### Problem to work on
Copy all lines in the material holding the string "duration".

### Record set
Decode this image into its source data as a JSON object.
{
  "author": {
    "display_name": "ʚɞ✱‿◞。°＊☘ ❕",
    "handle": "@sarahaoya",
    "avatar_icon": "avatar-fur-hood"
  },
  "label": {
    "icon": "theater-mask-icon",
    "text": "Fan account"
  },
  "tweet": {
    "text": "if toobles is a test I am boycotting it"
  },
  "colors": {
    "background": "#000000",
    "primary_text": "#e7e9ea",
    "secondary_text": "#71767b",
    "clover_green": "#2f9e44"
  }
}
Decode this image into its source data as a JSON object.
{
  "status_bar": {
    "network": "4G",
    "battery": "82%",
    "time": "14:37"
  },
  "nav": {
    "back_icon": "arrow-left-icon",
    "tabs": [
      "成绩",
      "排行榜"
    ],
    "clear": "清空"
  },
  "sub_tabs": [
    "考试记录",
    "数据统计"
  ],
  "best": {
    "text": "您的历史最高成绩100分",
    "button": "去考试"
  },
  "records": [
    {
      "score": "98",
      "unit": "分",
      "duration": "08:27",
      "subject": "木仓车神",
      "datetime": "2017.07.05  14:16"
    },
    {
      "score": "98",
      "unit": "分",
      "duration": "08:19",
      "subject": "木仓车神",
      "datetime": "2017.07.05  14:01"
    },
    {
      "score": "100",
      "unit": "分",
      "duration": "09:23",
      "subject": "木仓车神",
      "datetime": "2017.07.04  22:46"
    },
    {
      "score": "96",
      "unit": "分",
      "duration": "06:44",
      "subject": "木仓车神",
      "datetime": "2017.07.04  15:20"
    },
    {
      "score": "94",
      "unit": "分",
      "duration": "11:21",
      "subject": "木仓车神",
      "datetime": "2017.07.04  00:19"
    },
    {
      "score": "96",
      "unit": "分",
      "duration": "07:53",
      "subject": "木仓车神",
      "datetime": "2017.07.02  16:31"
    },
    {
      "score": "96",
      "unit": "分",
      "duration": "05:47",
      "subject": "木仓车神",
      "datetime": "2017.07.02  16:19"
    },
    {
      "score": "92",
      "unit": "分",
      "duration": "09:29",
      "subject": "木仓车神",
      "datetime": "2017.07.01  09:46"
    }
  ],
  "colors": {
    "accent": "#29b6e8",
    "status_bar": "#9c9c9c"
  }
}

### Result of the task
      "duration": "08:27",
      "duration": "08:19",
      "duration": "09:23",
      "duration": "06:44",
      "duration": "11:21",
      "duration": "07:53",
      "duration": "05:47",
      "duration": "09:29",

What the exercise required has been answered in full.